I welcomed Harry Debes' outburst against SaaS last summer, because being attacked is always better than being ignored. After years of indifference to SaaS, the conventional software world has suddenly woken up to the threat and started attacking it in the hope it will all go away.
2009 has begun with a renewed onslaught — perhaps enheartened by Salesforce.com suffering a total shutdown for almost 40 minutes last Tuesday, when a network device failed and took out its failover at the same time. Even the system status dashboard was inaccessible, leaving customers feverishly twittering for updates.
On the same day, Bill McDermott, SAP America's CEO and president of global field operations was telling Information Week that large enterprises will "never" use SaaS as a platform for running their core business operations (Oracle's CRM chief Anthony Lye advanced a similar argument at November's SIIA OnDemand conference).
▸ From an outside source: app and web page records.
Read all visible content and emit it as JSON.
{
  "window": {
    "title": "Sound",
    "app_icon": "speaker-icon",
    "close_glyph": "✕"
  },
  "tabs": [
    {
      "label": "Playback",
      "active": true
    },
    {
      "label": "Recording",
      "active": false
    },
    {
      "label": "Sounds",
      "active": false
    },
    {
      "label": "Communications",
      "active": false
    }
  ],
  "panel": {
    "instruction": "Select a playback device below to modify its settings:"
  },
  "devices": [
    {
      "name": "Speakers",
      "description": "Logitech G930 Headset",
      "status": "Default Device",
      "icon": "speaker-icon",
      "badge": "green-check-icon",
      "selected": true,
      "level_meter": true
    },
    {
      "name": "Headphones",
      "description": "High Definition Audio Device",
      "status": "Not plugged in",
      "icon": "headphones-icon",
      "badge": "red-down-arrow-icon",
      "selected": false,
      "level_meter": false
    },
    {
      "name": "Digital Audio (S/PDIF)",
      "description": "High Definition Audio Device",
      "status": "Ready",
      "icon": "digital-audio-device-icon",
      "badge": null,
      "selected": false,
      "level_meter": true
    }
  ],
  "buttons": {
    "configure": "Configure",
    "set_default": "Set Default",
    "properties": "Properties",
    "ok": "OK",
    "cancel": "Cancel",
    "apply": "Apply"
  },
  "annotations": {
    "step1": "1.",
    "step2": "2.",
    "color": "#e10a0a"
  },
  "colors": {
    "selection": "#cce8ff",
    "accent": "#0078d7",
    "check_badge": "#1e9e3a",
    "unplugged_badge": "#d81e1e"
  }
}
Instead, former Oracle technology chief John Wookey is heading up a strategy to offer SaaS modules that "snap on" to SAP's on-premise applications — rather like Microsoft's 'software-plus-services' approach. As if that will eliminate all likelihood of anyone ever suffering a 40-minute outage. Perhaps a sprinkling of FUD about SaaS vendor viability will do the trick instead ...
Yet the harder these holdouts rage against SaaS, the more steadily it advances. Today, Evans Data released the results of a developer survey that found almost a third of developers in North America are already working on SaaS projects, and more than half worldwide expect they'll be doing so in 2009. Meanwhile, an analysis of Google search data by Pingdom has found that SaaS is still holding its own as a buzzword, even while both 'Web 2.0' and 'cloud computing' have shown sharp declines in 2008.
Faced with such a relentless surge, the anti-SaaS chorus is hitting ever more frenetic notes. For example, the ComputerWorld blogger who last week argued that SaaS hurts a fragile economy by eliminating IT staff from unproductive positions that are a drag on their employer's operational efficiency. Or the astonishing calculation that if you power on your desktop computer and then power it off again each time you do a Google search, you'll soon burn more carbon than if you boil a kettle.
When the attacks become this desperate, you know you're onto a winner.